Travel the Back Country Byway
The main Oregon Trail from Three Island Crossing to Boise was the primary route utilized by the emigrants for the first 10 years of the trail. Those emigrants who could not cross the Snake River were forced to follow the south side of the Snake River on a route known as the South Alternate. Freight and stage roads to the railroad in northern Utah utilized much of the Oregon Trail for many years. The Oregon Trail continued to be used long after the building of the railroads across southern Idaho, even into the early 1900’s.
The Main Oregon Trail Back Country Byway (MOTBCB) follows the Oregon Trail from the crossing of the Snake River near Glenns Ferry to Bonneville Point, southeast of Boise. Part 1 of the byway is a loop drive that takes you to the south side of the Snake River to view the Three Island Crossing location from the bluffs above the river, then ends on the north side of the river at Three Island Crossing State Park History and Education Center. Parts 2 and 3 take county roads to follow the Oregon Trail from Glenns Ferry to Bonneville Point. Oregon Trail ruts are visible along much of this route. Several locations allow access for hiking and horseback riding on the Oregon Trail.
The total distance of the byway is 102 miles. Allow eight hours to complete the trip from Boise, including time to visit the Three Island Crossing State Park History and Education Center and to explore the Oregon Trail at the various access points along the way. All of the byway roads are paved or good gravel roads. High clearance vehicles may be required to access the trail off the byway. Four-wheel drive is not needed for the byway. Please stay off the access roads if they are wet or muddy.

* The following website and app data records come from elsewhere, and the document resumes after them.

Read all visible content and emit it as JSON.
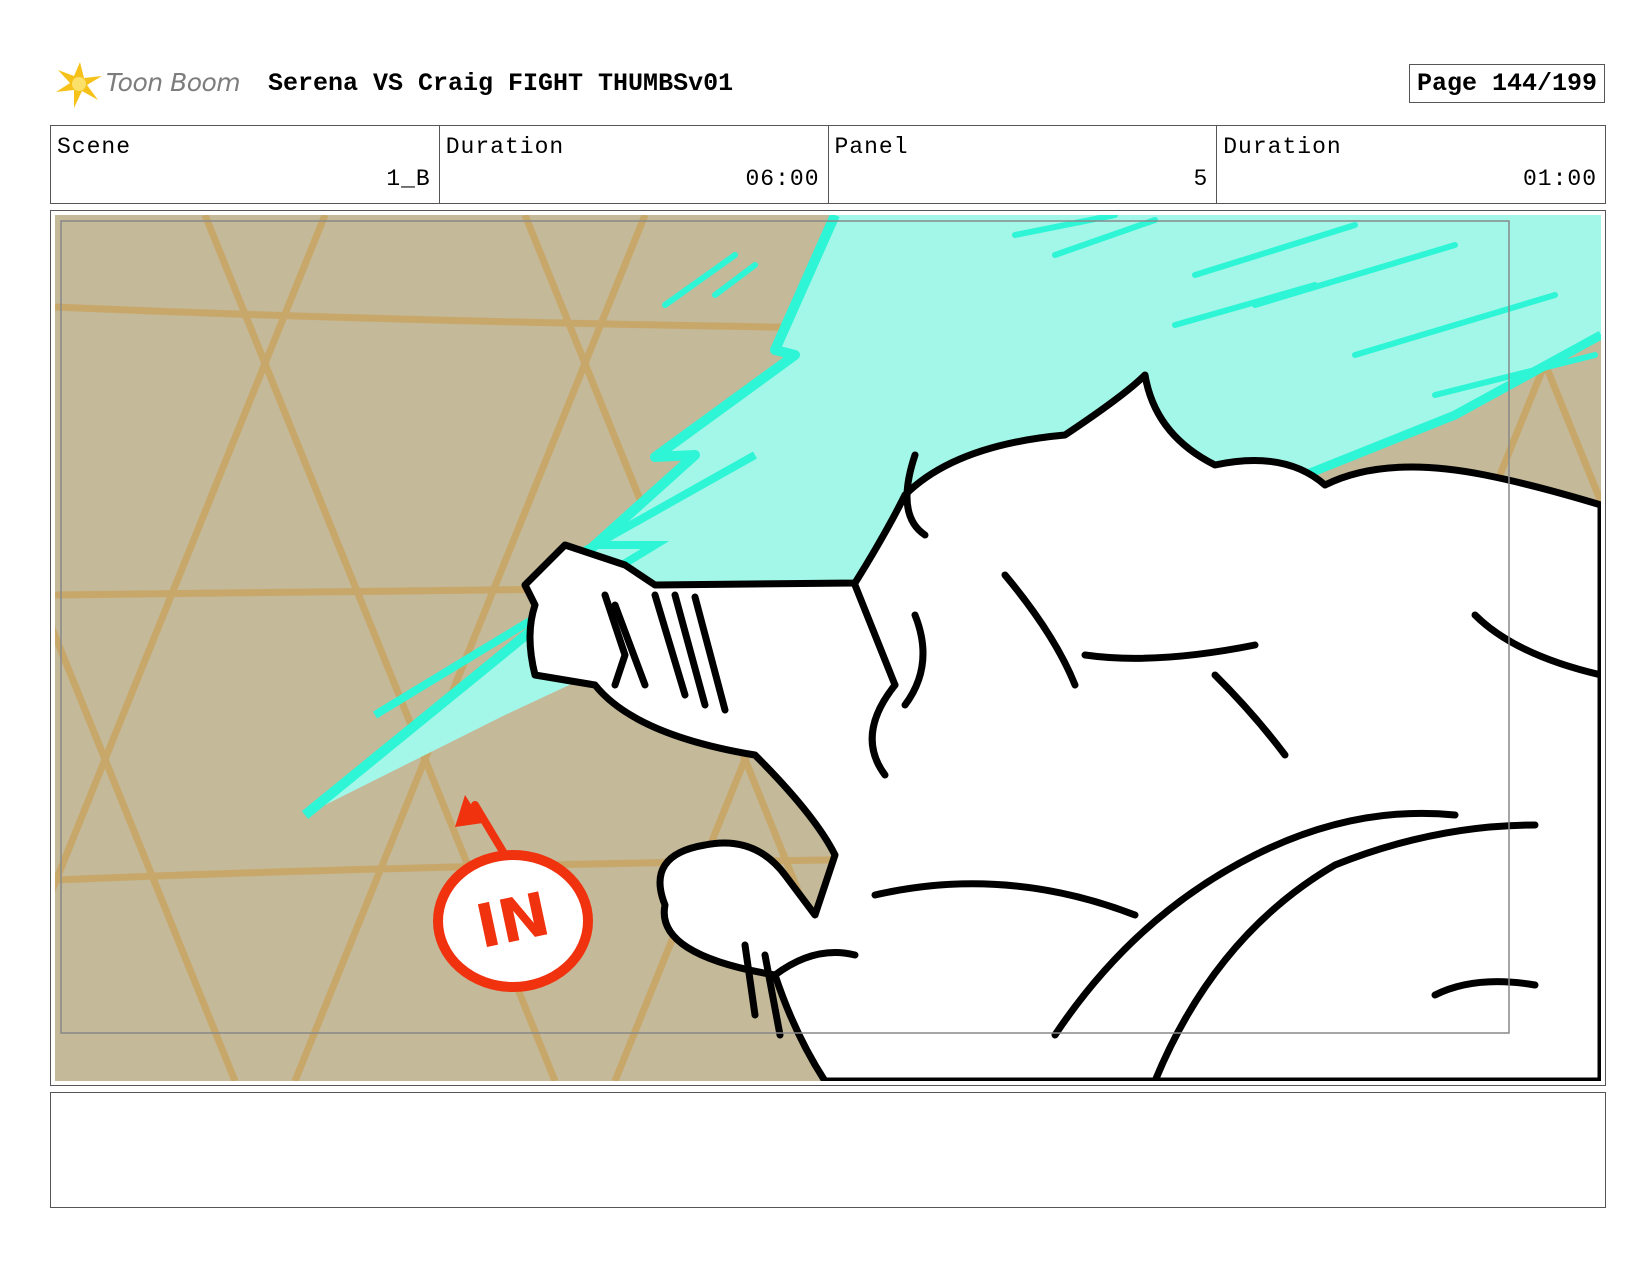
{
  "header": {
    "logo_text": "Toon Boom",
    "title": "Serena VS Craig FIGHT THUMBSv01",
    "page": "Page 144/199"
  },
  "info": {
    "scene_label": "Scene",
    "scene_value": "1_B",
    "duration_label": "Duration",
    "duration_value": "06:00",
    "panel_label": "Panel",
    "panel_value": "5",
    "panel_duration_label": "Duration",
    "panel_duration_value": "01:00"
  },
  "panel": {
    "in_marker_text": "IN",
    "background_color": "#c4b998",
    "grid_color": "#c9a562",
    "energy_color": "#2ef5d6",
    "energy_fill_color": "#a2f7e8",
    "marker_color": "#f0320f"
  },
  "notes": {
    "text": ""
  }
}
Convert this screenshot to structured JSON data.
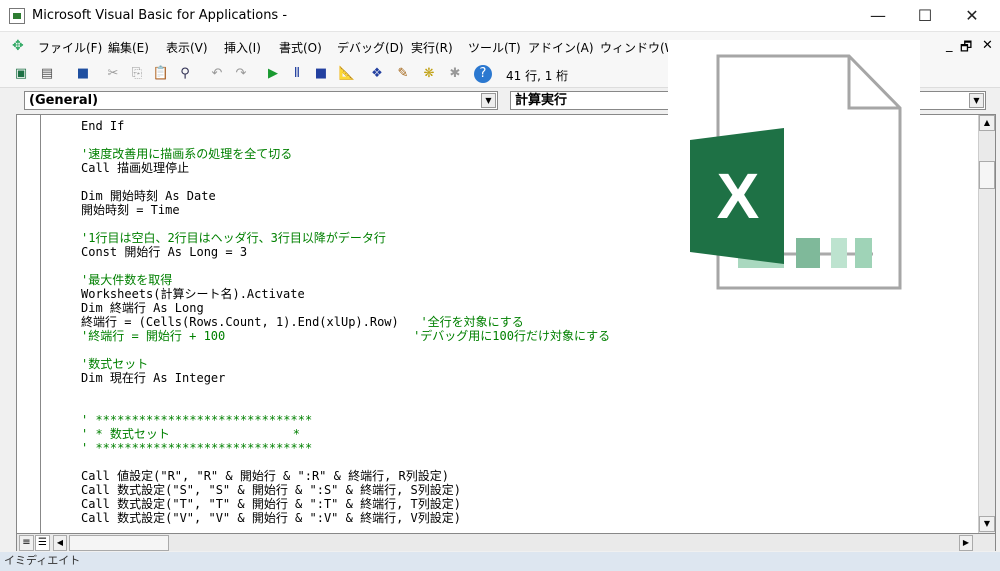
{
  "window": {
    "title": "Microsoft Visual Basic for Applications -",
    "minimize": "—",
    "maximize": "☐",
    "close": "✕"
  },
  "menu": [
    "ファイル(F)",
    "編集(E)",
    "表示(V)",
    "挿入(I)",
    "書式(O)",
    "デバッグ(D)",
    "実行(R)",
    "ツール(T)",
    "アドイン(A)",
    "ウィンドウ(W)"
  ],
  "mdi": {
    "minimize": "_",
    "restore": "🗗",
    "close": "✕"
  },
  "toolbar": {
    "position": "41 行, 1 桁"
  },
  "object_combo": "(General)",
  "procedure_combo": "計算実行",
  "code_lines": [
    {
      "t": "End If",
      "c": ""
    },
    {
      "t": "",
      "c": ""
    },
    {
      "t": "",
      "c": "'速度改善用に描画系の処理を全て切る"
    },
    {
      "t": "Call 描画処理停止",
      "c": ""
    },
    {
      "t": "",
      "c": ""
    },
    {
      "t": "Dim 開始時刻 As Date",
      "c": ""
    },
    {
      "t": "開始時刻 = Time",
      "c": ""
    },
    {
      "t": "",
      "c": ""
    },
    {
      "t": "",
      "c": "'1行目は空白、2行目はヘッダ行、3行目以降がデータ行"
    },
    {
      "t": "Const 開始行 As Long = 3",
      "c": ""
    },
    {
      "t": "",
      "c": ""
    },
    {
      "t": "",
      "c": "'最大件数を取得"
    },
    {
      "t": "Worksheets(計算シート名).Activate",
      "c": ""
    },
    {
      "t": "Dim 終端行 As Long",
      "c": ""
    },
    {
      "t": "終端行 = (Cells(Rows.Count, 1).End(xlUp).Row)   ",
      "c": "'全行を対象にする"
    },
    {
      "t": "",
      "c": "'終端行 = 開始行 + 100                          'デバッグ用に100行だけ対象にする"
    },
    {
      "t": "",
      "c": ""
    },
    {
      "t": "",
      "c": "'数式セット"
    },
    {
      "t": "Dim 現在行 As Integer",
      "c": ""
    },
    {
      "t": "",
      "c": ""
    },
    {
      "t": "",
      "c": ""
    },
    {
      "t": "",
      "c": "' ******************************"
    },
    {
      "t": "",
      "c": "' * 数式セット                 *"
    },
    {
      "t": "",
      "c": "' ******************************"
    },
    {
      "t": "",
      "c": ""
    },
    {
      "t": "Call 値設定(\"R\", \"R\" & 開始行 & \":R\" & 終端行, R列設定)",
      "c": ""
    },
    {
      "t": "Call 数式設定(\"S\", \"S\" & 開始行 & \":S\" & 終端行, S列設定)",
      "c": ""
    },
    {
      "t": "Call 数式設定(\"T\", \"T\" & 開始行 & \":T\" & 終端行, T列設定)",
      "c": ""
    },
    {
      "t": "Call 数式設定(\"V\", \"V\" & 開始行 & \":V\" & 終端行, V列設定)",
      "c": ""
    }
  ],
  "immediate_label": "イミディエイト",
  "overlay_logo": {
    "letter": "X",
    "color": "#1e7145"
  },
  "colors": {
    "comment": "#008000",
    "excel_green": "#1e7145"
  }
}
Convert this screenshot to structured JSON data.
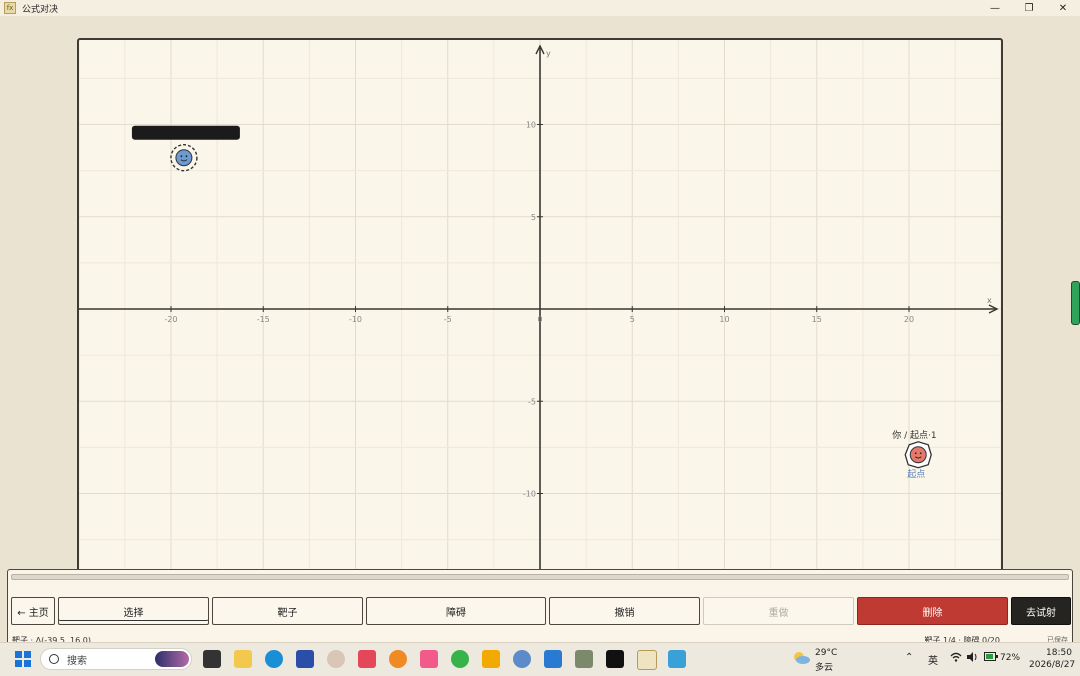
{
  "window": {
    "title": "公式对决",
    "app_icon": "fx",
    "controls": [
      "minimize-icon",
      "restore-icon",
      "close-icon"
    ]
  },
  "graph": {
    "x_axis_label": "x",
    "y_axis_label": "y",
    "x_ticks": [
      "-20",
      "-15",
      "-10",
      "-5",
      "0",
      "5",
      "10",
      "15",
      "20"
    ],
    "y_ticks": [
      "10",
      "5",
      "-5",
      "-10"
    ],
    "x_range": [
      -25,
      25
    ],
    "y_range": [
      -14.5,
      14.5
    ],
    "targets": [
      {
        "x": -19.3,
        "y": 8.2,
        "color": "#6c9bd1",
        "label": "已涂黑的名称",
        "redacted": true
      }
    ],
    "player": {
      "x": 20.5,
      "y": -7.9,
      "color": "#e47a6b",
      "title": "你 / 起点·1",
      "label": "起点"
    }
  },
  "toolbar": {
    "home": "← 主页",
    "select": "选择",
    "target": "靶子",
    "obstacle": "障碍",
    "undo": "撤销",
    "redo": "重做",
    "delete": "删除",
    "fire": "去试射"
  },
  "status": {
    "left": "靶子 · Δ(-39.5, 16.0)",
    "right": "靶子 1/4 · 障碍 0/20",
    "saved": "已保存"
  },
  "taskbar": {
    "search_placeholder": "搜索",
    "weather_temp": "29°C",
    "weather_desc": "多云",
    "ime": "英",
    "battery": "72%",
    "time": "18:50",
    "date": "2026/8/27"
  }
}
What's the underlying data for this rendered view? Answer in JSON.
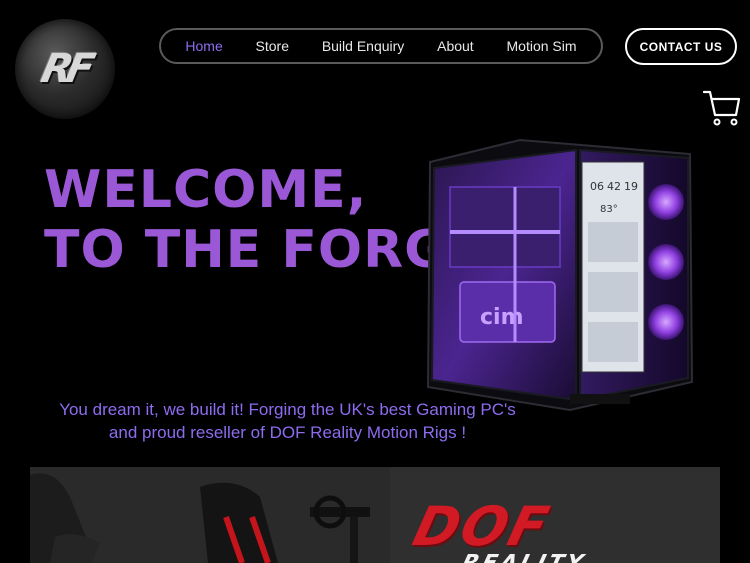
{
  "logo": {
    "text": "RF"
  },
  "nav": {
    "items": [
      {
        "label": "Home",
        "active": true
      },
      {
        "label": "Store",
        "active": false
      },
      {
        "label": "Build Enquiry",
        "active": false
      },
      {
        "label": "About",
        "active": false
      },
      {
        "label": "Motion Sim",
        "active": false
      }
    ]
  },
  "contact_button": {
    "label": "CONTACT US"
  },
  "cart": {
    "icon": "cart-icon"
  },
  "hero": {
    "line1": "WELCOME,",
    "line2": "TO THE FORGE."
  },
  "tagline": {
    "line1": "You dream it, we build it! Forging the UK's best Gaming PC's",
    "line2": "and proud reseller of DOF Reality Motion Rigs !"
  },
  "pc_display": {
    "time": [
      "06",
      "42",
      "19"
    ],
    "temp": "83°"
  },
  "banner": {
    "brand": "DOF",
    "brand_sub": "REALITY"
  },
  "colors": {
    "accent": "#9b58d6",
    "nav_active": "#8d6cf0",
    "brand_red": "#d21a24",
    "background": "#000000"
  }
}
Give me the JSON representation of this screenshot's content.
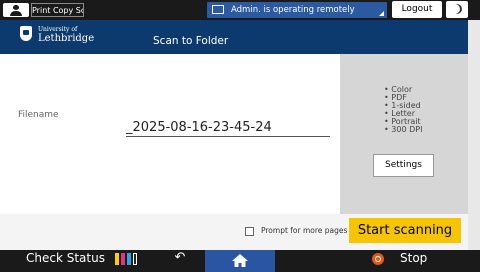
{
  "status_bar": {
    "app_chip": "Print Copy Scan",
    "remote_message": "Admin. is operating remotely",
    "logout_label": "Logout"
  },
  "header": {
    "logo_small": "University of",
    "logo_big": "Lethbridge",
    "title": "Scan to Folder"
  },
  "main": {
    "filename_label": "Filename",
    "filename_value": "_2025-08-16-23-45-24",
    "settings_summary": [
      "Color",
      "PDF",
      "1-sided",
      "Letter",
      "Portrait",
      "300 DPI"
    ],
    "settings_button": "Settings",
    "prompt_label": "Prompt for more pages",
    "prompt_checked": false,
    "start_button": "Start scanning"
  },
  "bottom_bar": {
    "check_status": "Check Status",
    "stop_label": "Stop",
    "toner_colors": [
      "#f5d000",
      "#e0308a",
      "#2aa7e0",
      "#222222"
    ]
  },
  "colors": {
    "header_bg": "#0d3a6e",
    "accent_yellow": "#f6c500",
    "remote_bar": "#2c5aa0"
  }
}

The byway is separated into three parts – The Snake River and Three Island Crossing State Park, Snake River to Rattlesnake Creek, and Rattlesnake Creek to Bonneville Point. Highway 20 bisects the byway at Rattlesnake Creek and provides access to Mountain Home and Interstate 84.